Adobe Illustrator tutorial: Master composition in vector art

Great art doesn’t have to be complicated, as Petros Afshar proves by conjuring up a bird graphic out of basic building blocks

Petros Afshar, who recently won a D&AD Student Award in Brand Communications, has a penchant for primitive forms. Basic shapes, geometric patterns and intricate line art fascinate him, and he finds inspiration in how artists such as Peter Grundy, Charley Harper, Leandro Castelao and Eleanor Grosch have used simple elements to beautiful effect in their work.

Petros recently created a series of bird artworks which evoke the beauty and vibrancy of our feathered friends. By working through this tutorial, you will see how he depicted a blue jay using only solid shapes, strokes and typographic elements. More importantly, you will also acquire a feel for how to assemble these ingredients to create impressive and compelling compositions.

Time to complete

5 hours


Adobe Illustrator CS or later


Good work is often founded on good research, and I started out by doing an Internet image search for certain bird species. I was particularly intrigued by the blue jay and made a mood board containing pictures of it, to help me appreciate its characteristics and distinctive appearance. These are my reference pics, but you can find some of your own in the free stock images on the Download Zone.


Eventually I settled on a reference image I liked. I brought this into Illustrator and began deconstructing the shot, breaking it down to its core elements. I used a black background as I wanted to emphasise the bird’s vivid coloration.

Advertisement. Article continues below


Next I drew the blue jay’s outline with strokes of different weights to establish the basic composition of the piece. I was then ready to place my type strategically. For the font, I chose Helvetica as it seemed to complement the geometric shapes of the design.

The colours were specifically chosen for what they connote. Blue represents the blue jay of course, while orange creates a sense of flamboyance and the light grey helps the bird stand out against the black background.

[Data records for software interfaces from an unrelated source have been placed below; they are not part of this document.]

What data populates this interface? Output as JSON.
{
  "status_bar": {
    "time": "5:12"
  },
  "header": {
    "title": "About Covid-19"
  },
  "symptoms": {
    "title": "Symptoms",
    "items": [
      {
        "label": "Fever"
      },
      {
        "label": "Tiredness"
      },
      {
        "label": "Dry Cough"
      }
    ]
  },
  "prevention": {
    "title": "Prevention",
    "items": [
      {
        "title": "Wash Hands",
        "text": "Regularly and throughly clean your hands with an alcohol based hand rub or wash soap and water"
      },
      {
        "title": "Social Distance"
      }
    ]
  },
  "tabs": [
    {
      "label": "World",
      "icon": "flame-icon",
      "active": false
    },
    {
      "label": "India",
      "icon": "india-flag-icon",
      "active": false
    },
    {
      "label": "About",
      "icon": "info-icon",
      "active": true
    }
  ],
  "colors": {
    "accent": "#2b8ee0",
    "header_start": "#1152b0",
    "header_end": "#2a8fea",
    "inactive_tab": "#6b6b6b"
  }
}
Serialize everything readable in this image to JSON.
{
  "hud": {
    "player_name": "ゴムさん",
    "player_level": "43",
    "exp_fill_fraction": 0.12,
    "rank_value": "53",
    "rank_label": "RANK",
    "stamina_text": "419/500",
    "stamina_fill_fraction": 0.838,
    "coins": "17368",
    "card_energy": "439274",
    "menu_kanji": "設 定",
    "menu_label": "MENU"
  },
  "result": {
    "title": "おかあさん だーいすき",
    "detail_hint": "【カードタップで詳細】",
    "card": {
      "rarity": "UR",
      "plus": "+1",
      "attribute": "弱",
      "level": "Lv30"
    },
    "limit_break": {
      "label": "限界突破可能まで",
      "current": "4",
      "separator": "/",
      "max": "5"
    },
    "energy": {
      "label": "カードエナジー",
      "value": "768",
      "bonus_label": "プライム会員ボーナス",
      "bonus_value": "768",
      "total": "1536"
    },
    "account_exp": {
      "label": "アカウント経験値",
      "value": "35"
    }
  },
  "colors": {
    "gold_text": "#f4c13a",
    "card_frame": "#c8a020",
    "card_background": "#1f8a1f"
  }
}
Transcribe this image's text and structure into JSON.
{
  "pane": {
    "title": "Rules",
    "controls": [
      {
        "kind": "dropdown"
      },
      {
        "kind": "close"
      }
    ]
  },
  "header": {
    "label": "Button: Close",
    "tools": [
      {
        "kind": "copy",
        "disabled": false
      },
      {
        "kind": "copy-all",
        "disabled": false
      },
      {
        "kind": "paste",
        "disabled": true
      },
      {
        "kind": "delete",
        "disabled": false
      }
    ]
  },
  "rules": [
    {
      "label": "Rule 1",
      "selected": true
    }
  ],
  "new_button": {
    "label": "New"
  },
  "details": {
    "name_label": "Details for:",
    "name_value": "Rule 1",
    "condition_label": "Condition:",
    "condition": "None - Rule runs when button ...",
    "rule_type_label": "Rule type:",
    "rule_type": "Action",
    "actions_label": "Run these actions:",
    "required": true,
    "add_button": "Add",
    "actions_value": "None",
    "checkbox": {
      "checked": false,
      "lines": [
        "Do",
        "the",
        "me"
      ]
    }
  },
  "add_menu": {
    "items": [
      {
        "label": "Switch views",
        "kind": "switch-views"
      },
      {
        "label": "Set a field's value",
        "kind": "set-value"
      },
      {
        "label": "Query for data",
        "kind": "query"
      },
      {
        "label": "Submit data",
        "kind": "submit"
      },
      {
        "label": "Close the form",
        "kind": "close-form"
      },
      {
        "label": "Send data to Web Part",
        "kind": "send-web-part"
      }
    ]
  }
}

It was now time to add detail to the top half of the illustration. By using elements loosely based on wheels and circuitry, I was able to build a cohesive network of shapes. The idea behind the choice of elements was to highlight the endangered status of some bird species and that they may only live on in our virtual memories.


The idea was that the shapes and lines would flow across the body and wings of the bird. I expanded my palette of shapes to incorporate musical elements such as the stylised record player. This was placed where the heart of the blue jay would be, evoking the melodic and alluring side of the bird’s persona.

Advertisement. Article continues below


The tail caused the least hassle as by the time I came to do it, I already had an idea of how to tie it in with the rest of the shapes. I was able to draw freely in this section, hence the unconventional stroke swirls and solid filled shapes. This was meant to convey the sense of freedom we associate with birds in flight.


With the main shapes and line art finished, I carried out some minor adjustments and touch-ups. The record player had a full makeover with additional colouring and splash marks. I also added a second layer of patterns to fill in areas that felt incomplete in my eyes, paying special attention to the bird’s edges in order to give the overall look a ‘raw’ feel.


Sometimes it feels right to add more text, but here I thought it would only overcomplicate the design. All that I decided to add by way of words was a small label stating the name of the bird.

Advertisement. Article continues below


London-born and based, Petros recently graduated in graphic design from Middlesex University. Aged 23, Petros is not content with specialising in typography and print and web design – among his many other interests are creative writing, music production, PR work and running his own clothing brand.